Woman Who Didn’t Wash Her Pillow Case In Five Years Has Eyelashes Crawling With Mites

Most of us are aware of the importance of regularly washing our pillowcases. However, if you needed a compelling reason, the consequence of this woman’s unhygienic slumber will have you throwing in a load straight away. A woman in China reportedly discovered she had over 100 mites living in her eyelashes after not washing her pillowcase for almost half a decade.

The woman, who only disclosed her name as Xu, had been experiencing itchy red eyes for two years. She treated the discomfort with over-the-counter eye drops and states that she’d grown used to the malaise. However, Xu was prompted to go to the doctors after her eyes became irritated and swollen that she could no longer open them.

Doctors at the hospital in Wuhan, in the central Chinese province of Hubei, discovered more than 100 mites living in her eyelashes, with one single lash holding as many as ten.

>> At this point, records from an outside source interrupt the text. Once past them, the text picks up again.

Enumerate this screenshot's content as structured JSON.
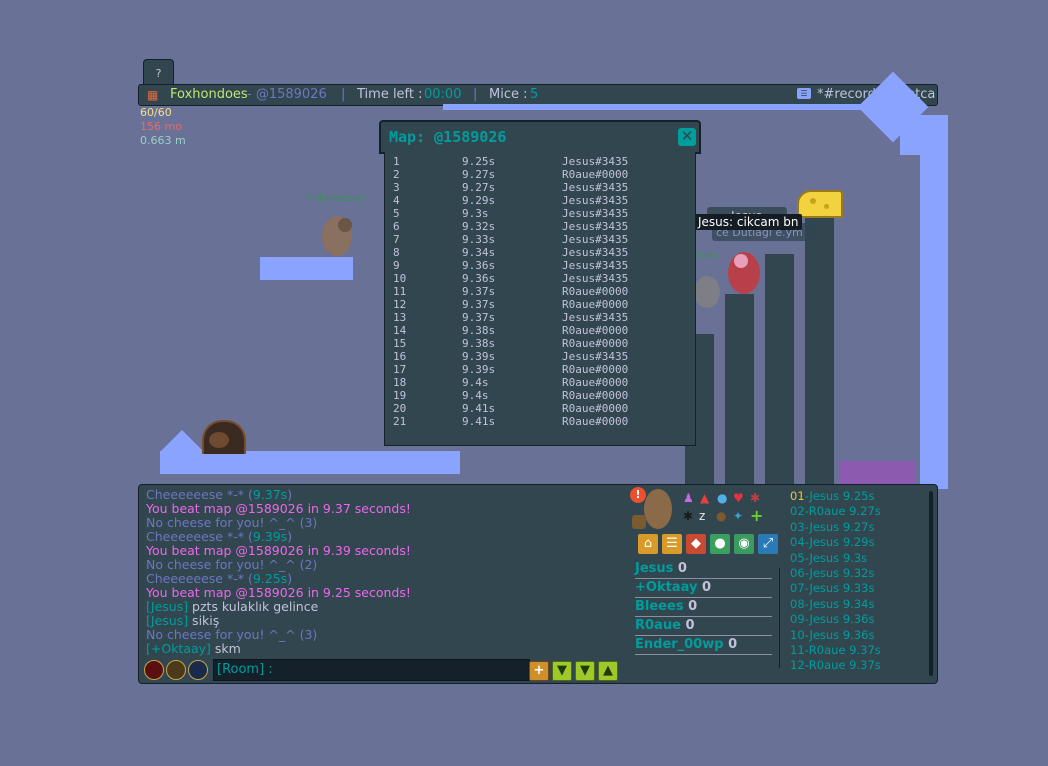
{
  "help": {
    "label": "?"
  },
  "header": {
    "player": "Foxhondoes",
    "map_code": "- @1589026",
    "sep1": "|",
    "time_label": "Time left :",
    "time_value": "00:00",
    "sep2": "|",
    "mice_label": "Mice :",
    "mice_value": "5",
    "room": "*#records0bootca"
  },
  "stats": {
    "fps": "60/60",
    "ms": "156 mo",
    "dist": "0.663 m"
  },
  "map_labels": {
    "mouse1": "Enibleeeswp",
    "mouse2_name": "Jesus",
    "mouse2_tag": "ce Dutlagi e.ym",
    "chat_bubble": "Jesus: cikcam bn",
    "mouse3": "taay"
  },
  "map_dialog": {
    "title": "Map: @1589026",
    "close": "✕",
    "records": [
      {
        "pos": "1",
        "time": "9.25s",
        "name": "Jesus#3435"
      },
      {
        "pos": "2",
        "time": "9.27s",
        "name": "R0aue#0000"
      },
      {
        "pos": "3",
        "time": "9.27s",
        "name": "Jesus#3435"
      },
      {
        "pos": "4",
        "time": "9.29s",
        "name": "Jesus#3435"
      },
      {
        "pos": "5",
        "time": "9.3s",
        "name": "Jesus#3435"
      },
      {
        "pos": "6",
        "time": "9.32s",
        "name": "Jesus#3435"
      },
      {
        "pos": "7",
        "time": "9.33s",
        "name": "Jesus#3435"
      },
      {
        "pos": "8",
        "time": "9.34s",
        "name": "Jesus#3435"
      },
      {
        "pos": "9",
        "time": "9.36s",
        "name": "Jesus#3435"
      },
      {
        "pos": "10",
        "time": "9.36s",
        "name": "Jesus#3435"
      },
      {
        "pos": "11",
        "time": "9.37s",
        "name": "R0aue#0000"
      },
      {
        "pos": "12",
        "time": "9.37s",
        "name": "R0aue#0000"
      },
      {
        "pos": "13",
        "time": "9.37s",
        "name": "Jesus#3435"
      },
      {
        "pos": "14",
        "time": "9.38s",
        "name": "R0aue#0000"
      },
      {
        "pos": "15",
        "time": "9.38s",
        "name": "R0aue#0000"
      },
      {
        "pos": "16",
        "time": "9.39s",
        "name": "Jesus#3435"
      },
      {
        "pos": "17",
        "time": "9.39s",
        "name": "R0aue#0000"
      },
      {
        "pos": "18",
        "time": "9.4s",
        "name": "R0aue#0000"
      },
      {
        "pos": "19",
        "time": "9.4s",
        "name": "R0aue#0000"
      },
      {
        "pos": "20",
        "time": "9.41s",
        "name": "R0aue#0000"
      },
      {
        "pos": "21",
        "time": "9.41s",
        "name": "R0aue#0000"
      }
    ]
  },
  "chat": [
    {
      "parts": [
        {
          "t": "Cheeeeeese *-* (",
          "c": "lblue"
        },
        {
          "t": "9.37s",
          "c": "cyan"
        },
        {
          "t": ")",
          "c": "lblue"
        }
      ]
    },
    {
      "parts": [
        {
          "t": "You beat map @1589026 in 9.37 seconds!",
          "c": "pink"
        }
      ]
    },
    {
      "parts": [
        {
          "t": "No cheese for you! ^_^ (3)",
          "c": "lblue"
        }
      ]
    },
    {
      "parts": [
        {
          "t": "Cheeeeeese *-* (",
          "c": "lblue"
        },
        {
          "t": "9.39s",
          "c": "cyan"
        },
        {
          "t": ")",
          "c": "lblue"
        }
      ]
    },
    {
      "parts": [
        {
          "t": "You beat map @1589026 in 9.39 seconds!",
          "c": "pink"
        }
      ]
    },
    {
      "parts": [
        {
          "t": "No cheese for you! ^_^ (2)",
          "c": "lblue"
        }
      ]
    },
    {
      "parts": [
        {
          "t": "Cheeeeeese *-* (",
          "c": "lblue"
        },
        {
          "t": "9.25s",
          "c": "cyan"
        },
        {
          "t": ")",
          "c": "lblue"
        }
      ]
    },
    {
      "parts": [
        {
          "t": "You beat map @1589026 in 9.25 seconds!",
          "c": "pink"
        }
      ]
    },
    {
      "parts": [
        {
          "t": "[Jesus]",
          "c": "cyan"
        },
        {
          "t": " pzts kulaklık gelince",
          "c": "wh"
        }
      ]
    },
    {
      "parts": [
        {
          "t": "[Jesus]",
          "c": "cyan"
        },
        {
          "t": " sikiş",
          "c": "wh"
        }
      ]
    },
    {
      "parts": [
        {
          "t": "No cheese for you! ^_^ (3)",
          "c": "lblue"
        }
      ]
    },
    {
      "parts": [
        {
          "t": "[+Oktaay]",
          "c": "cyan"
        },
        {
          "t": " skm",
          "c": "wh"
        }
      ]
    }
  ],
  "chat_input": {
    "prefix": "[Room] :",
    "value": ""
  },
  "players": [
    {
      "name": "Jesus",
      "score": "0"
    },
    {
      "name": "+Oktaay",
      "score": "0"
    },
    {
      "name": "Bleees",
      "score": "0"
    },
    {
      "name": "R0aue",
      "score": "0"
    },
    {
      "name": "Ender_00wp",
      "score": "0"
    }
  ],
  "leaderboard": [
    {
      "rank": "01",
      "name": "Jesus",
      "time": "9.25s"
    },
    {
      "rank": "02",
      "name": "R0aue",
      "time": "9.27s"
    },
    {
      "rank": "03",
      "name": "Jesus",
      "time": "9.27s"
    },
    {
      "rank": "04",
      "name": "Jesus",
      "time": "9.29s"
    },
    {
      "rank": "05",
      "name": "Jesus",
      "time": "9.3s"
    },
    {
      "rank": "06",
      "name": "Jesus",
      "time": "9.32s"
    },
    {
      "rank": "07",
      "name": "Jesus",
      "time": "9.33s"
    },
    {
      "rank": "08",
      "name": "Jesus",
      "time": "9.34s"
    },
    {
      "rank": "09",
      "name": "Jesus",
      "time": "9.36s"
    },
    {
      "rank": "10",
      "name": "Jesus",
      "time": "9.36s"
    },
    {
      "rank": "11",
      "name": "R0aue",
      "time": "9.37s"
    },
    {
      "rank": "12",
      "name": "R0aue",
      "time": "9.37s"
    }
  ],
  "colors": {
    "panel": "#324650",
    "accent": "#009d9d",
    "ground": "#8aa3ff",
    "background": "#6a7196"
  }
}
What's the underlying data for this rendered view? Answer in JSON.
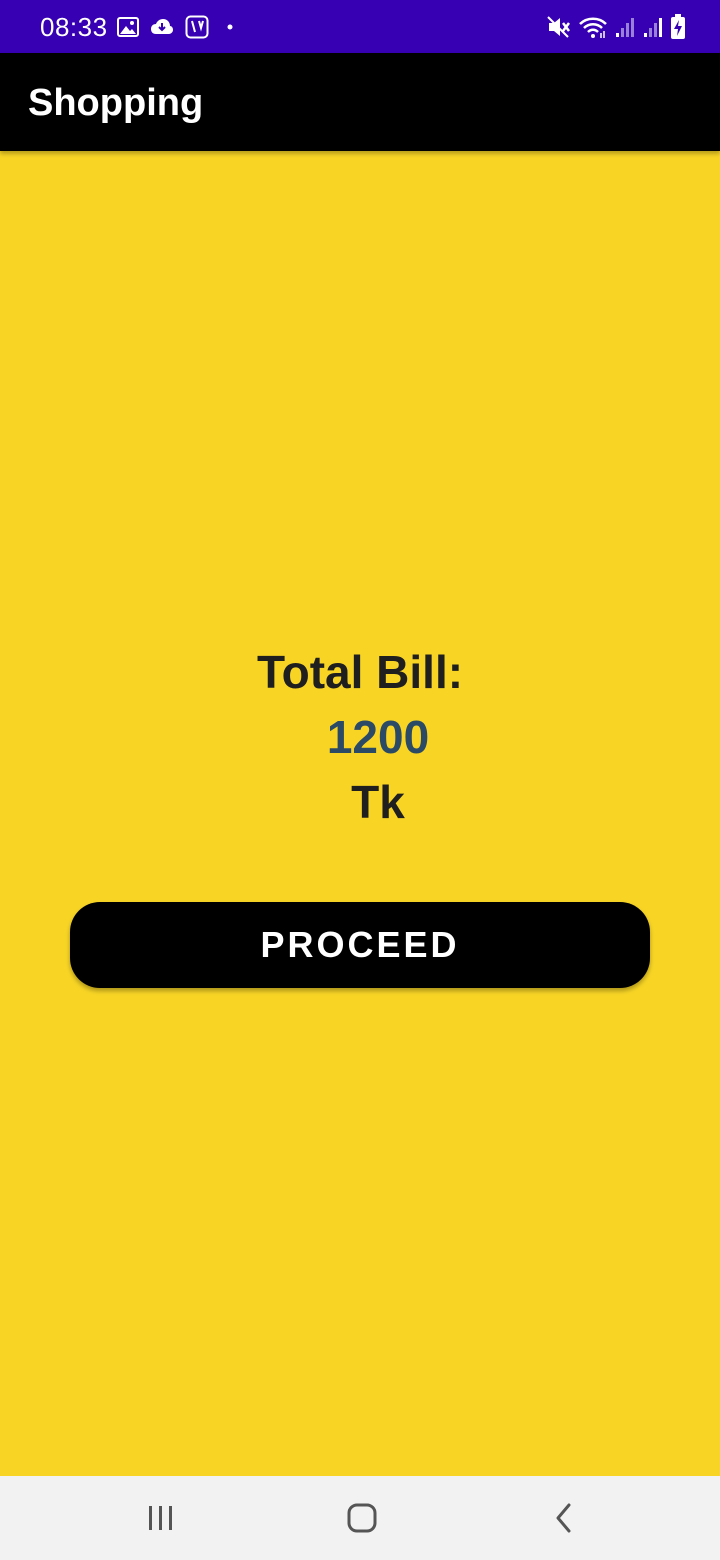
{
  "status_bar": {
    "time": "08:33",
    "left_icons": [
      "image-icon",
      "cloud-download-icon",
      "app-notification-icon",
      "dot-icon"
    ],
    "right_icons": [
      "mute-icon",
      "wifi-icon",
      "signal-icon",
      "signal-icon",
      "battery-charging-icon"
    ],
    "background_color": "#3700b3"
  },
  "app_bar": {
    "title": "Shopping",
    "background_color": "#000000"
  },
  "content": {
    "background_color": "#f8d525",
    "total_label": "Total Bill:",
    "total_amount": "1200",
    "currency": "Tk",
    "amount_color": "#2b4a66",
    "proceed_label": "PROCEED"
  },
  "nav_bar": {
    "buttons": [
      "recents-icon",
      "home-icon",
      "back-icon"
    ]
  }
}
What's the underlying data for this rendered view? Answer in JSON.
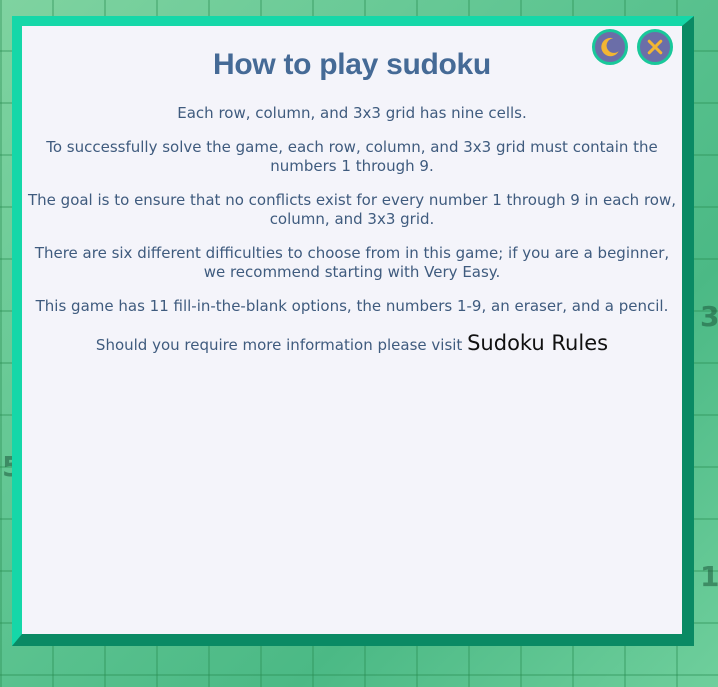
{
  "background": {
    "digits": [
      "3",
      "5",
      "1"
    ]
  },
  "colors": {
    "frame_light": "#15d7a8",
    "frame_dark": "#0a8a64",
    "modal_bg": "#f4f4fa",
    "title": "#456a96",
    "text": "#3f5b7e",
    "icon_button_bg": "#6b6ea8",
    "icon_glyph": "#f2b632"
  },
  "modal": {
    "title": "How to play sudoku",
    "paragraphs": [
      "Each row, column, and 3x3 grid has nine cells.",
      "To successfully solve the game, each row, column, and 3x3 grid must contain the numbers 1 through 9.",
      "The goal is to ensure that no conflicts exist for every number 1 through 9 in each row, column, and 3x3 grid.",
      "There are six different difficulties to choose from in this game; if you are a beginner, we recommend starting with Very Easy.",
      "This game has 11 fill-in-the-blank options, the numbers 1-9, an eraser, and a pencil."
    ],
    "info_text": "Should you require more information please visit",
    "rules_link": "Sudoku Rules"
  },
  "buttons": {
    "theme_icon": "moon-icon",
    "close_icon": "close-icon"
  }
}
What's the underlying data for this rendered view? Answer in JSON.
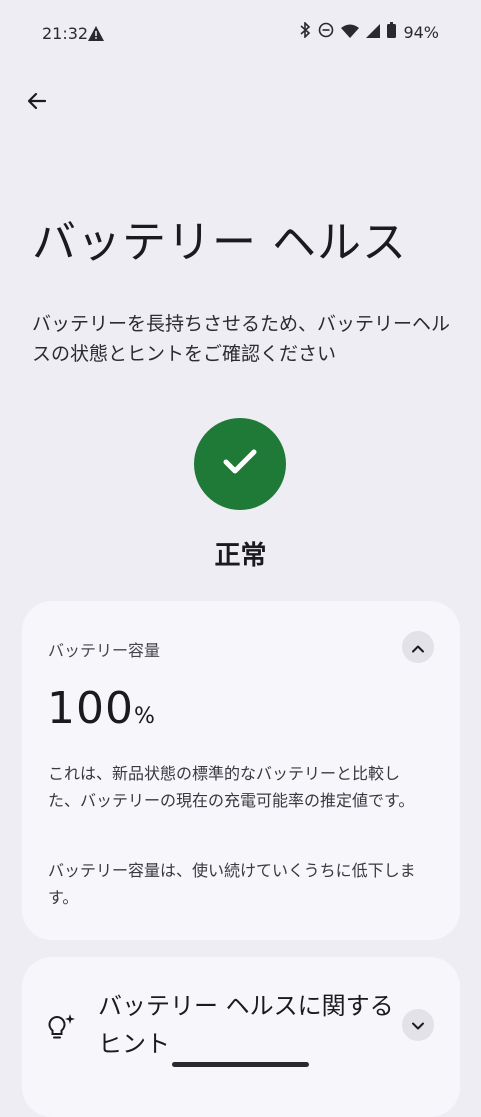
{
  "status_bar": {
    "time": "21:32",
    "battery_percent": "94%",
    "icons": [
      "warning-icon",
      "bluetooth-icon",
      "do-not-disturb-icon",
      "wifi-icon",
      "cell-signal-icon",
      "battery-icon"
    ]
  },
  "header": {
    "back_icon": "arrow-back-icon",
    "title": "バッテリー ヘルス",
    "description": "バッテリーを長持ちさせるため、バッテリーヘルスの状態とヒントをご確認ください"
  },
  "health_status": {
    "icon": "check-icon",
    "color": "#1f7a38",
    "label": "正常"
  },
  "capacity_card": {
    "heading": "バッテリー容量",
    "value": "100",
    "unit": "%",
    "explanation": "これは、新品状態の標準的なバッテリーと比較した、バッテリーの現在の充電可能率の推定値です。",
    "note": "バッテリー容量は、使い続けていくうちに低下します。",
    "toggle_icon": "chevron-up-icon"
  },
  "tips_card": {
    "icon": "lightbulb-sparkle-icon",
    "title": "バッテリー ヘルスに関するヒント",
    "toggle_icon": "chevron-down-icon"
  }
}
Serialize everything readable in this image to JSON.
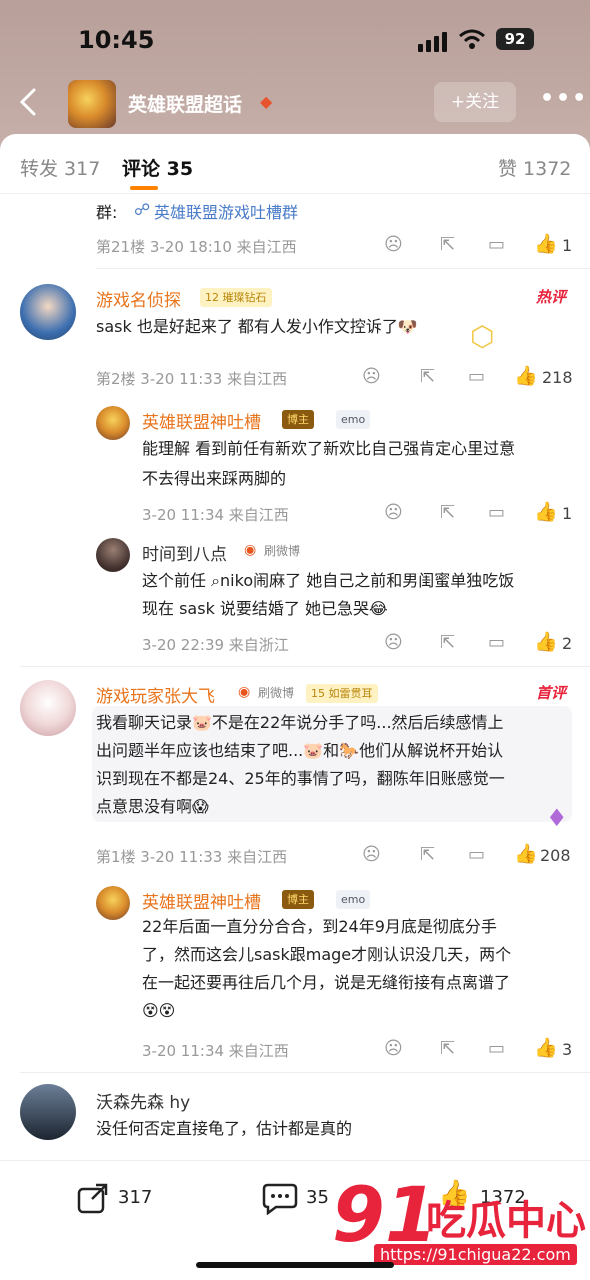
{
  "status": {
    "time": "10:45",
    "battery": "92"
  },
  "nav": {
    "title": "英雄联盟超话",
    "follow": "+关注"
  },
  "tabs": {
    "repost": "转发 317",
    "comment": "评论 35",
    "likes": "赞 1372"
  },
  "top_comment_tail": {
    "group_label": "群:",
    "group_name": "英雄联盟游戏吐槽群",
    "meta": "第21楼  3-20 18:10  来自江西",
    "likes": "1"
  },
  "comments": [
    {
      "name": "游戏名侦探",
      "badge": "璀璨钻石",
      "badge_level": "12",
      "tag": "热评",
      "text": "sask 也是好起来了 都有人发小作文控诉了🐶",
      "meta": "第2楼  3-20 11:33  来自江西",
      "likes": "218",
      "replies": [
        {
          "name": "英雄联盟神吐槽",
          "role": "博主",
          "mood": "emo",
          "text_lines": [
            "能理解 看到前任有新欢了新欢比自己强肯定心里过意",
            "不去得出来踩两脚的"
          ],
          "meta": "3-20 11:34  来自江西",
          "likes": "1"
        },
        {
          "name": "时间到八点",
          "client": "刷微博",
          "text_lines": [
            "这个前任 ⌕niko闹麻了 她自己之前和男闺蜜单独吃饭",
            "现在 sask 说要结婚了 她已急哭😂"
          ],
          "meta": "3-20 22:39  来自浙江",
          "likes": "2"
        }
      ]
    },
    {
      "name": "游戏玩家张大飞",
      "client": "刷微博",
      "badge": "如雷贯耳",
      "badge_level": "15",
      "tag": "首评",
      "text_lines": [
        "我看聊天记录🐷不是在22年说分手了吗...然后后续感情上",
        "出问题半年应该也结束了吧...🐷和🐎他们从解说杯开始认",
        "识到现在不都是24、25年的事情了吗，翻陈年旧账感觉一",
        "点意思没有啊😱"
      ],
      "meta": "第1楼  3-20 11:33  来自江西",
      "likes": "208",
      "replies": [
        {
          "name": "英雄联盟神吐槽",
          "role": "博主",
          "mood": "emo",
          "text_lines": [
            "22年后面一直分分合合，到24年9月底是彻底分手",
            "了，然而这会儿sask跟mage才刚认识没几天，两个",
            "在一起还要再往后几个月，说是无缝衔接有点离谱了",
            "😵😵"
          ],
          "meta": "3-20 11:34  来自江西",
          "likes": "3"
        }
      ]
    },
    {
      "name": "沃森先森 hy",
      "text": "没任何否定直接龟了，估计都是真的"
    }
  ],
  "bottom": {
    "repost": "317",
    "comment": "35",
    "like": "1372"
  },
  "watermark": {
    "big": "91",
    "cn": "吃瓜中心",
    "url": "https://91chigua22.com"
  },
  "colors": {
    "accent": "#ff8200",
    "name": "#e8741c",
    "watermark": "#e8243c"
  }
}
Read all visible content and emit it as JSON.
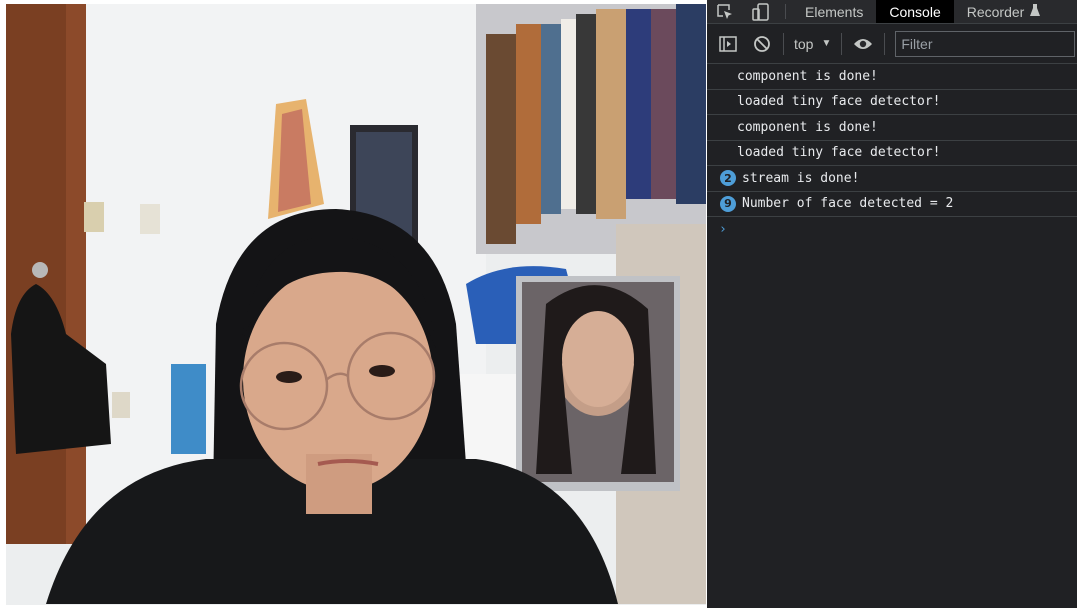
{
  "devtools": {
    "tabs": [
      {
        "label": "Elements",
        "active": false
      },
      {
        "label": "Console",
        "active": true
      },
      {
        "label": "Recorder",
        "active": false
      }
    ],
    "toolbar": {
      "context": "top",
      "filter_placeholder": "Filter"
    },
    "console": {
      "messages": [
        {
          "count": "",
          "text": "component is done!"
        },
        {
          "count": "",
          "text": "loaded tiny face detector!"
        },
        {
          "count": "",
          "text": "component is done!"
        },
        {
          "count": "",
          "text": "loaded tiny face detector!"
        },
        {
          "count": "2",
          "text": "stream is done!"
        },
        {
          "count": "9",
          "text": "Number of face detected = 2"
        }
      ],
      "prompt": "›"
    },
    "colors": {
      "panel_bg": "#202124",
      "badge": "#4e9ed8",
      "active_tab": "#000000"
    }
  },
  "webcam": {
    "icons": [
      "webcam-video-feed"
    ]
  }
}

The medics source her pillowcase, which she admits to using since 2012, as one of the reasons for her affliction in addition to lack of airflow in her bedroom.

Xu was diagnosed with blepharitis (inflammation of the eyelid) and conjunctivitis. To deter her becoming infested with these microscopic parasites again, the doctors simply told Xu to wash her bedding regularly. The idea of eye mites is undeniably unsettling, but apparently, millions of people have them and don’t even know it.

These mites, Demodex, are found everywhere but thrive in unsanitary environments, which made Xu’s unkempt pillowcase a perfect breeding ground. “[Xu’s] reaction was like an allergy, so while it seems incredibly gross, there was no real long-lasting impact,” microbiologist Jason Tetro told Global News. “But this is something that has been on the mind of researchers for well over four decades.”

Two species of mites are found on humans, demodex folliculorum and demodex brevis, and some studies have proven that almost every adult is infected with at least a few of them. However, there are things you can do to make sure your bedroom isn’t so hospitable to these microscopic parasites.

To minimize the growth of mites, it’s suggested to change your sheets and pillowcases at least once every two weeks. Protective pillowcases can also help mitigate mites and should be washed seasonally. However, replacing your pillow is also crucial. According to Dow, after 2 years, ⅓ of a pillow’s weight contains dead skin, bugs, dust mites, and droppings.